When Shelby Corley was looking for a new home in Edmonton, she specifically searched for a neighbourhood with an active community league.
She found one in Griesbach.
“The Griesbach community league had this big board. They were active,” said Corley.
“They had a good online presence and I could see that they were really involved in the community.”
The league in Griesbach was established in 2011, when residents got together to build a playground for the neighbourhood on Edmonton’s north side.
Membership has steadily grown since then, said Corley, who is now president of the league.
“People like to know their neighbours,” she said.
“We still crave connection, even though our kids aren’t running around on front yards as much as they used to. I think we still like to know who’s around us and what they’re doing.”
On the south side of Edmonton, the Bonnie Doon Community League is celebrating its 100th anniversary.
The league’s longevity is a testament to the work put in by volunteers over the last century, said president Duane Gingras.
“It’s through all their hard work and effort that we’re still here,” Gingras said.
“Being able to engage your community and know your neighbours, I think that has always been important.”
The city is a patchwork of 159 community leagues, said Edmonton Federation of Community Leagues executive director Laura Cunningham-Shpeley.
Few cities can boast such a well-established network of leagues, she said.
“We are unique,” said Cunningham-Shpeley. “Real citizen engagement at the neighbourhood level does not exist everywhere else in the country.”

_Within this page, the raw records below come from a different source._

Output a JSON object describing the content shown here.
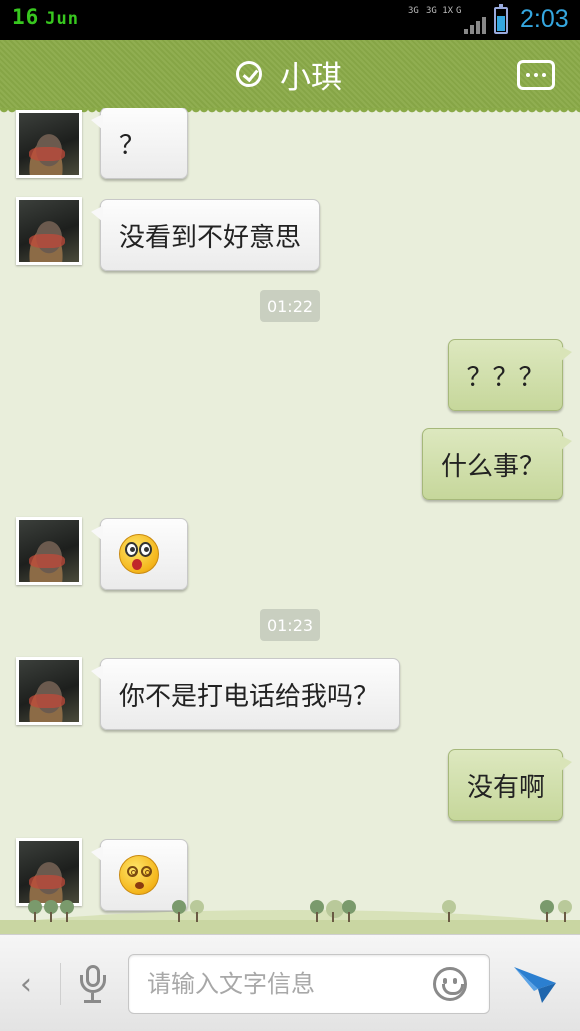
{
  "status_bar": {
    "day": "16",
    "month": "Jun",
    "network_labels": [
      "3G",
      "3G 1X",
      "G"
    ],
    "time": "2:03",
    "battery_level": 0.7,
    "accent_color": "#35a7e0"
  },
  "header": {
    "title": "小琪",
    "status_icon": "check-circle-icon",
    "menu_icon": "more-dots-icon",
    "color": "#8aaa48"
  },
  "messages": [
    {
      "side": "in",
      "type": "text",
      "text": "？"
    },
    {
      "side": "in",
      "type": "text",
      "text": "没看到不好意思"
    },
    {
      "type": "time",
      "text": "01:22"
    },
    {
      "side": "out",
      "type": "text",
      "text": "？？？"
    },
    {
      "side": "out",
      "type": "text",
      "text": "什么事？"
    },
    {
      "side": "in",
      "type": "emoji",
      "emoji": "surprised-emoji-icon"
    },
    {
      "type": "time",
      "text": "01:23"
    },
    {
      "side": "in",
      "type": "text",
      "text": "你不是打电话给我吗？"
    },
    {
      "side": "out",
      "type": "text",
      "text": "没有啊"
    },
    {
      "side": "in",
      "type": "emoji",
      "emoji": "dizzy-emoji-icon"
    }
  ],
  "input_bar": {
    "back_icon": "chevron-left-icon",
    "back_glyph": "‹",
    "voice_icon": "microphone-icon",
    "placeholder": "请输入文字信息",
    "value": "",
    "emoji_icon": "smiley-icon",
    "send_icon": "send-arrow-icon",
    "send_color": "#2b7fd0"
  }
}
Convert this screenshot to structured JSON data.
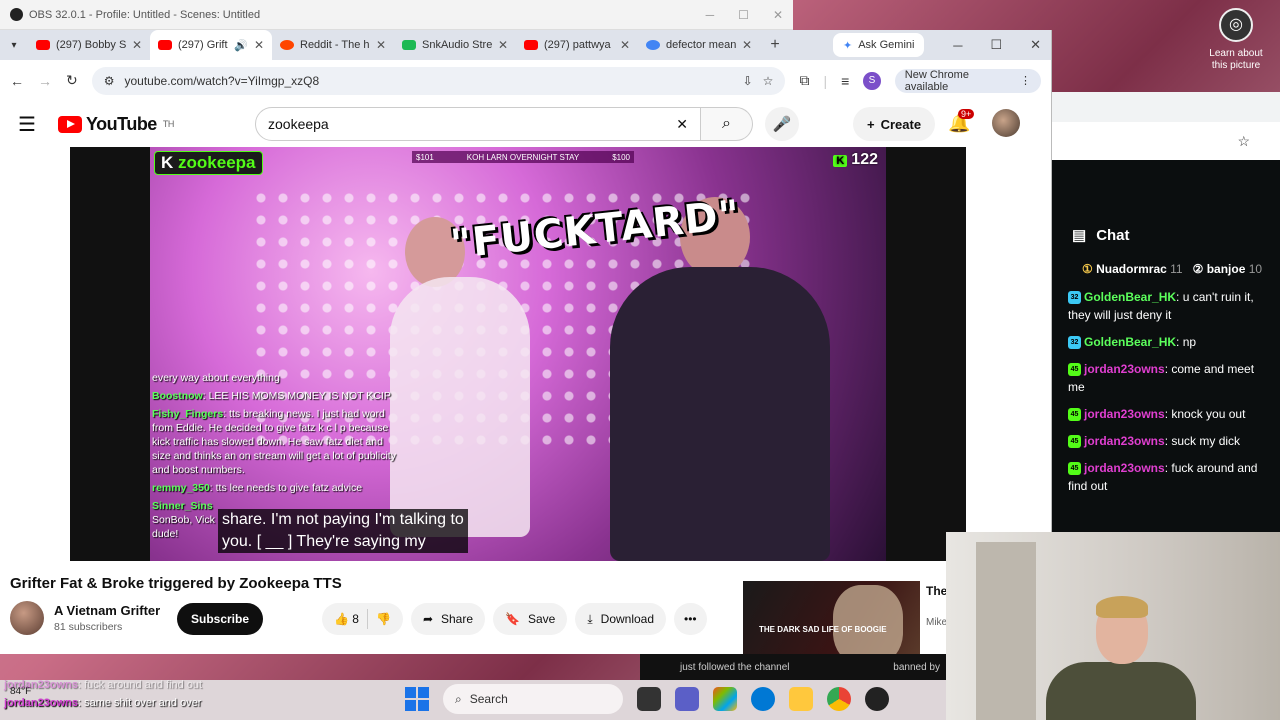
{
  "obs": {
    "title": "OBS 32.0.1 - Profile: Untitled - Scenes: Untitled"
  },
  "gemini_lens": {
    "label": "Learn about this picture"
  },
  "tabs": [
    {
      "label": "(297) Bobby S",
      "color": "#ff0000"
    },
    {
      "label": "(297) Grift",
      "color": "#ff0000"
    },
    {
      "label": "Reddit - The h",
      "color": "#ff4500"
    },
    {
      "label": "SnkAudio Stre",
      "color": "#1db954"
    },
    {
      "label": "(297) pattwya",
      "color": "#ff0000"
    },
    {
      "label": "defector mean",
      "color": "#4285f4"
    }
  ],
  "chrome": {
    "ask_gemini": "Ask Gemini",
    "url": "youtube.com/watch?v=YiImgp_xzQ8",
    "profile_initial": "S",
    "new_chrome": "New Chrome available"
  },
  "youtube": {
    "logo": "YouTube",
    "country": "TH",
    "search_value": "zookeepa",
    "create": "Create",
    "notif_count": "9+"
  },
  "video": {
    "kick_name": "zookeepa",
    "goal_left": "$101",
    "goal_text": "KOH LARN OVERNIGHT STAY",
    "goal_right": "$100",
    "viewers": "122",
    "overlay_word": "\"FUCKTARD\"",
    "chat": [
      {
        "user": "",
        "text": "every way about everything"
      },
      {
        "user": "Boostnow",
        "text": ": LEE HIS MOMS MONEY IS NOT KCIP"
      },
      {
        "user": "Fishy_Fingers",
        "text": ": tts breaking news. I just had word from Eddie. He decided to give fatz k c l p because kick traffic has slowed down. He saw fatz diet and size and thinks an on stream will get a lot of publicity and boost numbers."
      },
      {
        "user": "remmy_350",
        "text": ": tts lee needs to give fatz advice"
      },
      {
        "user": "Sinner_Sins",
        "text": ""
      },
      {
        "user": "",
        "text": "SonBob, Vick"
      },
      {
        "user": "",
        "text": "dude!"
      }
    ],
    "caption_1": "share. I'm not paying I'm talking to",
    "caption_2": "you. [ __ ] They're saying my"
  },
  "info": {
    "title": "Grifter Fat & Broke triggered by Zookeepa TTS",
    "channel": "A Vietnam Grifter",
    "subscribers": "81 subscribers",
    "subscribe": "Subscribe",
    "likes": "8",
    "share": "Share",
    "save": "Save",
    "download": "Download"
  },
  "recommendation": {
    "thumb_text": "THE DARK SAD LIFE OF BOOGIE",
    "title": "The of B",
    "meta": "Mike"
  },
  "kick_chat": {
    "header": "Chat",
    "pinned": [
      {
        "user": "Nuadormrac",
        "rank": "11"
      },
      {
        "user": "banjoe",
        "rank": "10"
      }
    ],
    "messages": [
      {
        "badge": "32",
        "user": "GoldenBear_HK",
        "text": ": u can't ruin it, they will just deny it",
        "color": "#5cff5c"
      },
      {
        "badge": "32",
        "user": "GoldenBear_HK",
        "text": ": np",
        "color": "#5cff5c"
      },
      {
        "badge": "45",
        "user": "jordan23owns",
        "text": ": come and meet me",
        "color": "#e03fd0"
      },
      {
        "badge": "45",
        "user": "jordan23owns",
        "text": ": knock you out",
        "color": "#e03fd0"
      },
      {
        "badge": "45",
        "user": "jordan23owns",
        "text": ": suck my dick",
        "color": "#e03fd0"
      },
      {
        "badge": "45",
        "user": "jordan23owns",
        "text": ": fuck around and find out",
        "color": "#e03fd0"
      }
    ],
    "strip_left": "just followed the channel",
    "strip_right": "banned by"
  },
  "taskbar": {
    "weather": "84°F",
    "search": "Search"
  },
  "bottom_chat": [
    {
      "user": "jordan23owns",
      "text": ": fuck around and find out"
    },
    {
      "user": "jordan23owns",
      "text": ": same shit over and over"
    }
  ]
}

Leagues are typically run by volunteers, and funded through grants from the City of Edmonton and their own fundraising efforts.
From digital to physical

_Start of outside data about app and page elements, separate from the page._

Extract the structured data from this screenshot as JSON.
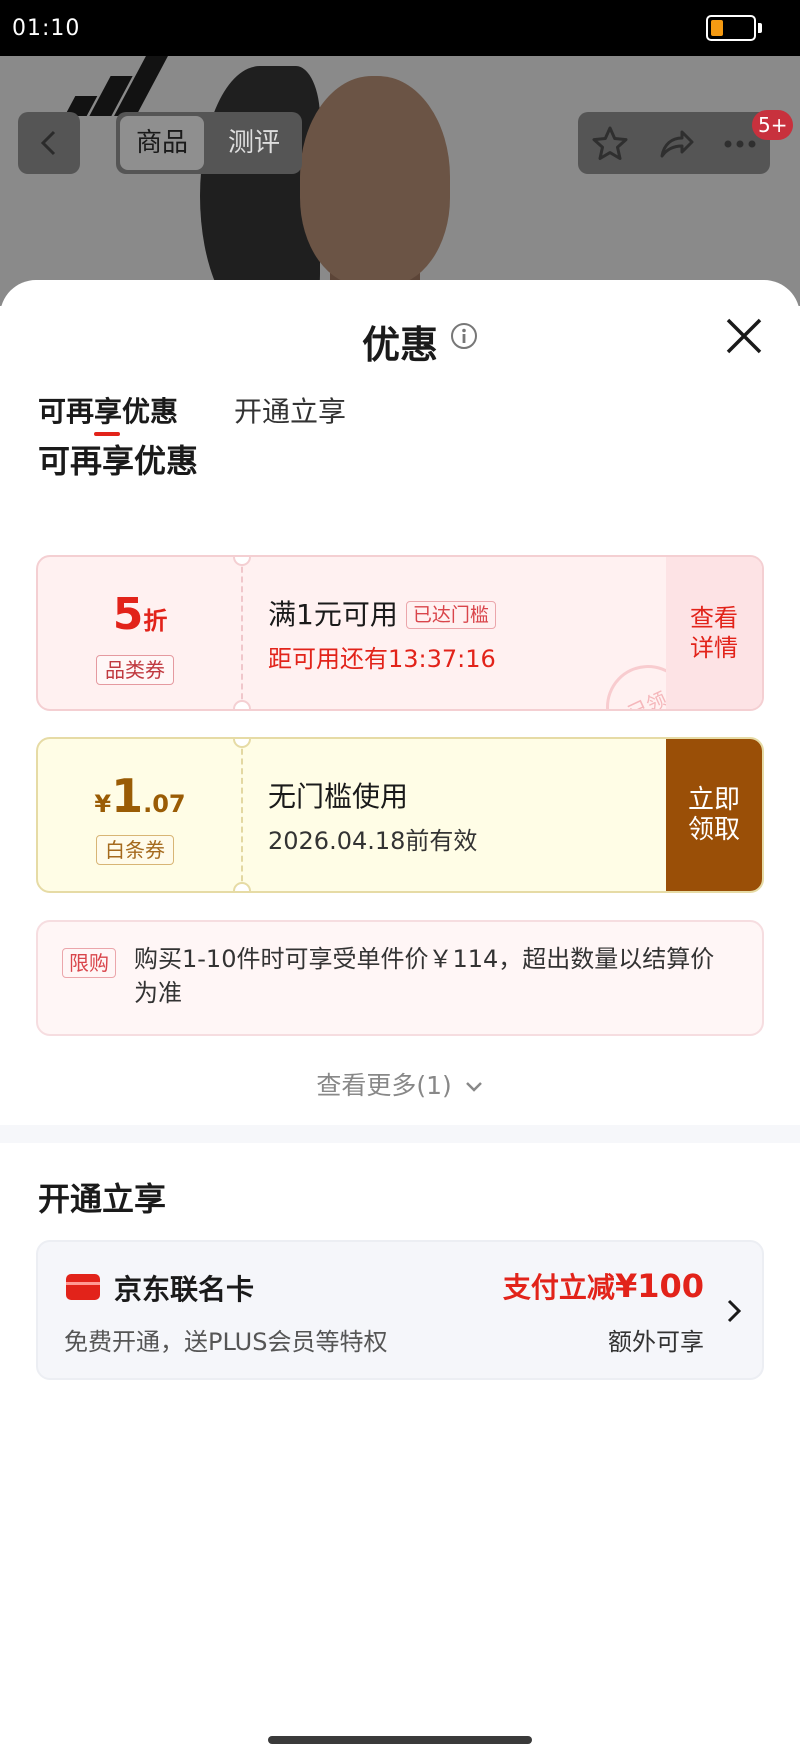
{
  "status_bar": {
    "time": "01:10"
  },
  "product_page": {
    "tabs": [
      "商品",
      "测评"
    ],
    "notification_count": "5+"
  },
  "sheet": {
    "title": "优惠",
    "tabs": [
      {
        "label": "可再享优惠",
        "active": true
      },
      {
        "label": "开通立享",
        "active": false
      }
    ],
    "section_reusable": {
      "title": "可再享优惠",
      "coupons": [
        {
          "value": "5",
          "value_unit": "折",
          "type_tag": "品类券",
          "condition": "满1元可用",
          "status_tag": "已达门槛",
          "countdown": "距可用还有13:37:16",
          "action": "查看详情",
          "action_line1": "查看",
          "action_line2": "详情",
          "stamp": "已领"
        },
        {
          "currency": "¥",
          "value_int": "1",
          "value_dec": ".07",
          "type_tag": "白条券",
          "condition": "无门槛使用",
          "validity": "2026.04.18前有效",
          "action": "立即领取",
          "action_line1": "立即",
          "action_line2": "领取"
        }
      ],
      "limit_notice": {
        "tag": "限购",
        "text": "购买1-10件时可享受单件价￥114，超出数量以结算价为准"
      },
      "see_more": "查看更多(1)"
    },
    "section_activate": {
      "title": "开通立享",
      "card": {
        "name": "京东联名卡",
        "description": "免费开通，送PLUS会员等特权",
        "promo_prefix": "支付立减",
        "promo_amount": "¥100",
        "promo_note": "额外可享"
      }
    }
  },
  "colors": {
    "accent_red": "#e2231a",
    "coupon_brown": "#9a4f07",
    "coupon_gold_bg": "#fffde6",
    "coupon_pink_bg": "#fff1f1"
  },
  "icons": [
    "back-icon",
    "star-icon",
    "share-icon",
    "more-icon",
    "info-icon",
    "close-icon",
    "chevron-down-icon",
    "card-icon",
    "chevron-right-icon"
  ]
}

Most leagues keep their members informed of activities through newsletters, and are active on social media.
Digital platforms are a tool to achieve the personal interactions that people crave, said Corley.
“We do a lot of digital communication, but it’s still nice to see faces and talk to people.”
Meeting neighbours through community events facilitates even more interactions, said Gingras.
“You get comfortable with your neighbours, and that makes your community a little bit more enjoyable,” he said.
In turn, residents become more comfortable asking for help, and receiving support from others, said Cunningham-Shpeley.
League members are quick to respond when a neighbour is struggling, she said.
“We recognize that online social support is not the same as someone being able to reach out and touch your hand when you’re feeling upset,” she said.
Beyond fostering connections, community leagues also advocate for residents at the municipal level, said Cunningham-Shpeley.
“It’s the collective voice of the neighbourhood,” she said. “Just hearing from folks and really moving that forward on the agenda of cities.”
In Bonnie Doon, where infill construction is the new normal, the league acts as a go-between when new developments are being proposed.
“One of our primary roles is to be able to provide that information flow between the city and the citizens, and from the citizens back to the city,” Gingras said.
In Griesbach, where sections of the neighbourhood are still being built, the community league advocates for certain features to be included, such as a skating rink and spaces to gather outside.
The developer, Canada Lands Company, takes the feedback into consideration, said Corley.
“They’ll ask us about what features are people currently using. What do they like? What do they not like? What do they want to see more of?”
She encourages residents from other newly built areas of Edmonton to band together and reach out to developers.
“It’s a huge value for new neighborhoods to organize early and advocate for what it is they want to see around them.”